Monday, March 24, 2008


δ Carina recently figured out how to get on top of the bathroom door. I haven't seen her actually get onto the door, but she's pretty funny and proud of herself once she's up there. For your lolcat captioning pleasure...:

Sunday, March 23, 2008

Brunch Review: L'Antibes in Columbus, OH

This morning we tried out brunch at the fairly new French restaurant, L'Antibes, in the Short North. We were clever and realized yesterday that today is apparently a holiday on which lots of people like to have brunch out, so we even had reservations this morning. The restaurante is on the small side, but the atmosphere was pleasant and comfortable. The brunch menu price is fixed at $18 per person; this includes drinks (I recommend the orange juice even though it was very pulpy and I do not usually care for pulp; the coffee was also delicious). The meal itself consists for two courses; for the first course the choices are toast with fresh cream, butter, and jam (what I got), a cheese sampler, and a small salad (what the significant other got). For the second course, you have a choice of poached eggs, quiche (my selection), lobster potato gratin (what the SO got), and stuffed French toast. I was pleasantly surprised with the quiche, mostly because I don't think I've ever actually had quiche before; people have the tendancy to fill it up with ingredients I consider nasty. This was just eggs, cheese (asiago and goat), and boar bacon; simple yet light and fluffy and filling. The lobster potato gratin (a soupy mixture with a sunnyside up egg on top) was apparently a disappointment, unremarkable and "not that good" (but the entire thing was eaten).

The CMH Gourmand has also weighed in (despite a sore lack of brunch reviews over there), if you would like a more professional sounding review. The pictures are from a review by the Restaurant Widow; we cleverly forgot to snap some photos ourselves.

Thursday, March 13, 2008

Paper Writing

The Sunday before last, I finally got to the point on my current distraction project where I could begin writing it up as a nice paper. That evening I started coughing, no big deal, but by Monday afternoon I was completely overcome with the flu. As it turned out, over half of the graduate students succumbed to the same flu ... and essentially all of us fell sick within 24 ours of each other. As we explained to the prospective graduate students visiting Thursday and Friday, one of the great things about the department here is the high degree of interconnectivity... so that everyone is put out by the plague simultaneously. So last week became an utter waste, but by Friday I was beginning to feel like myself again. Then between Friday morning and Saturday night, central Ohio was visited by about 20 inches of snow—the most snow in one storm here ever. I managed to dig myself out and get into the office on Sunday. And so for the last few days I've been trying to remember how to write a paper.

The quote of the week, I think, comes from Tuesday when I told a professor (with whom I have co-authored a paper) that I can't remember how to write papers. I said I was in my "wandering the halls" phase. The response? "No, no, you seem to be remembering just fine ... this is how you've done it before, if I recall." I couldn't argue with that.
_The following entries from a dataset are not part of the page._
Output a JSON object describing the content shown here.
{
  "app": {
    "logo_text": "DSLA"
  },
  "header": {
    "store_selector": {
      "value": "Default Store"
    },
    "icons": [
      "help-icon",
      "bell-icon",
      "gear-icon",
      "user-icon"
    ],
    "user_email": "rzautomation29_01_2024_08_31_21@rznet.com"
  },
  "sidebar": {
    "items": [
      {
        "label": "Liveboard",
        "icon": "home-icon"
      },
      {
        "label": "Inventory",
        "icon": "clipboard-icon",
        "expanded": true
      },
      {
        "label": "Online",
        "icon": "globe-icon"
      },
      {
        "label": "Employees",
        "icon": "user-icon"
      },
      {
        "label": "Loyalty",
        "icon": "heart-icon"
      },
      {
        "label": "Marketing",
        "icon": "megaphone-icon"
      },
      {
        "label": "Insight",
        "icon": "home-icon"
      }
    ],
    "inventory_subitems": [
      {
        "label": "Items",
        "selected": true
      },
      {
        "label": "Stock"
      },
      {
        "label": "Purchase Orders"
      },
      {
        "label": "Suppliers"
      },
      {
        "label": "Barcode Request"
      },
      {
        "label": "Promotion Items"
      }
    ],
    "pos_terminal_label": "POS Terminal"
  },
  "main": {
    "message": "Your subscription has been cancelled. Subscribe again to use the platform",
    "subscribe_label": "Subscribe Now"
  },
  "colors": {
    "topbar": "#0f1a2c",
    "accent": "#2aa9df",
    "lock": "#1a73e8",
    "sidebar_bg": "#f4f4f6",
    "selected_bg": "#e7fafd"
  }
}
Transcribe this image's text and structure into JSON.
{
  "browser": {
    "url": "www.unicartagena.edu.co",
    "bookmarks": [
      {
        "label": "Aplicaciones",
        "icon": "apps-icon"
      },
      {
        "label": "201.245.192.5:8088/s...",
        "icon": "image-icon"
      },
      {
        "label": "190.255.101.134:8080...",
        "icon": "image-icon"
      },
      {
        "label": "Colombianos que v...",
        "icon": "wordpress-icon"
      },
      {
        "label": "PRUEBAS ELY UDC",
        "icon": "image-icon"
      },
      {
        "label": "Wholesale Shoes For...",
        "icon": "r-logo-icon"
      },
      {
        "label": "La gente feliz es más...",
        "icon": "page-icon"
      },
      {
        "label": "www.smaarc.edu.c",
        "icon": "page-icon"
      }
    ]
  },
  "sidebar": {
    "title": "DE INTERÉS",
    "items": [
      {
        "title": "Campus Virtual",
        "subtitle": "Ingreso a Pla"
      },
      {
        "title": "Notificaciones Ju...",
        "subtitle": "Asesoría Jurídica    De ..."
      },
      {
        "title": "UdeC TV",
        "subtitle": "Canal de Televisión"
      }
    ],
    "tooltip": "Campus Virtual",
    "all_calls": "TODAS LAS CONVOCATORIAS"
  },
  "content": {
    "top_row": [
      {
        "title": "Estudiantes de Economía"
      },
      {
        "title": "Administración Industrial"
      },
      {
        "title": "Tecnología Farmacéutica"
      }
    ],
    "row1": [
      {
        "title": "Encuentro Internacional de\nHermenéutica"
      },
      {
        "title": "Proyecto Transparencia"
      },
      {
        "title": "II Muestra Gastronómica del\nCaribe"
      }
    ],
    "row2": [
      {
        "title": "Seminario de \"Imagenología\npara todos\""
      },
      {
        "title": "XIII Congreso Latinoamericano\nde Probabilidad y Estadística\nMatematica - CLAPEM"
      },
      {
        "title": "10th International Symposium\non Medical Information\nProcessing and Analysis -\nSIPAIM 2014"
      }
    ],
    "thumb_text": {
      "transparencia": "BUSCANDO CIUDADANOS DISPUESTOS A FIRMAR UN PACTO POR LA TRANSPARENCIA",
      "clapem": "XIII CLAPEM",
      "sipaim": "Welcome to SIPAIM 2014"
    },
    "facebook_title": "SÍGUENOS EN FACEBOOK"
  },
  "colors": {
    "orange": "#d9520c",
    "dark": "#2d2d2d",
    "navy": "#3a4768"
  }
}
Then Wednesday morning a link was sent my way, and I had no choice but to rearrange the books on my shelf.I discovered that a large fraction the textbooks I own are black or blue; apparently I am not a mathematician (because, as everyone knows, all math books are yellow). I don't know how long I will be able to keep the books like this; normally I sort by genre and then by size within genre (I think I'd need at least an order of magnitude more books before I considered sorting by author, which is apparently how God intended).

The amazing thing is that I'm actually making vague progress writing the paper; I'm almost finished filling everything in—including figures and tables—so soon I'll officially be at the "revision" stage... when I go back and redo everything so that it is at a quality level where I am not embarrassed to show the manuscript to my coauthors. Whee fun.

Monday, March 03, 2008

A Kitten's Decision Tree

How δ Carina decides whether or not to attack something:
Basically, she wouldn't have attacked Iraq unless she was feeling hyper that day, and I'm not 100% looking forward to flipflop season.